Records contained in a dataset
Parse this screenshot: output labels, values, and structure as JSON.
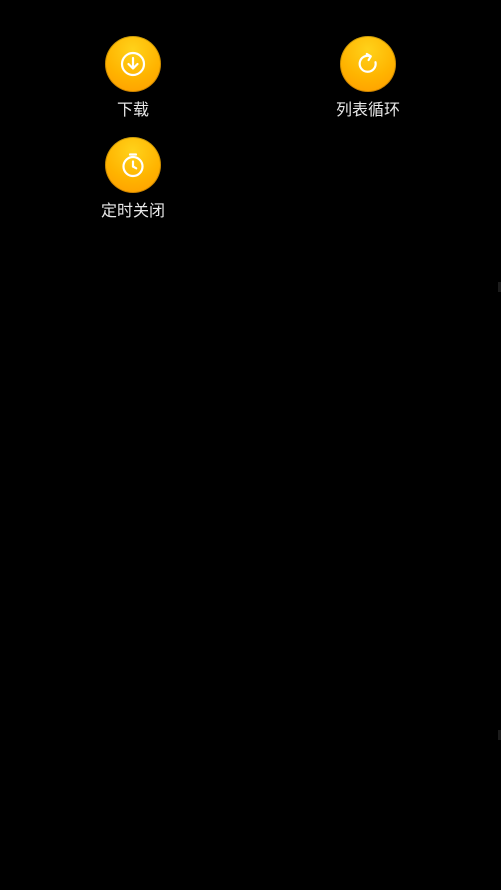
{
  "actions": {
    "download": {
      "label": "下载",
      "icon": "download-icon"
    },
    "loop": {
      "label": "列表循环",
      "icon": "loop-icon"
    },
    "timer": {
      "label": "定时关闭",
      "icon": "timer-icon"
    }
  },
  "colors": {
    "background": "#000000",
    "accent": "#ffb400",
    "label": "#e8e8e8"
  }
}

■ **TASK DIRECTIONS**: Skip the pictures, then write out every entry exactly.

■ **SOLUTION TO THIS EXERCISE**:
Parse this screenshot: output labels, values, and structure as JSON.
{
  "actions": {
    "download": {
      "label": "下载",
      "icon": "download-icon"
    },
    "loop": {
      "label": "列表循环",
      "icon": "loop-icon"
    },
    "timer": {
      "label": "定时关闭",
      "icon": "timer-icon"
    }
  },
  "colors": {
    "background": "#000000",
    "accent": "#ffb400",
    "label": "#e8e8e8"
  }
}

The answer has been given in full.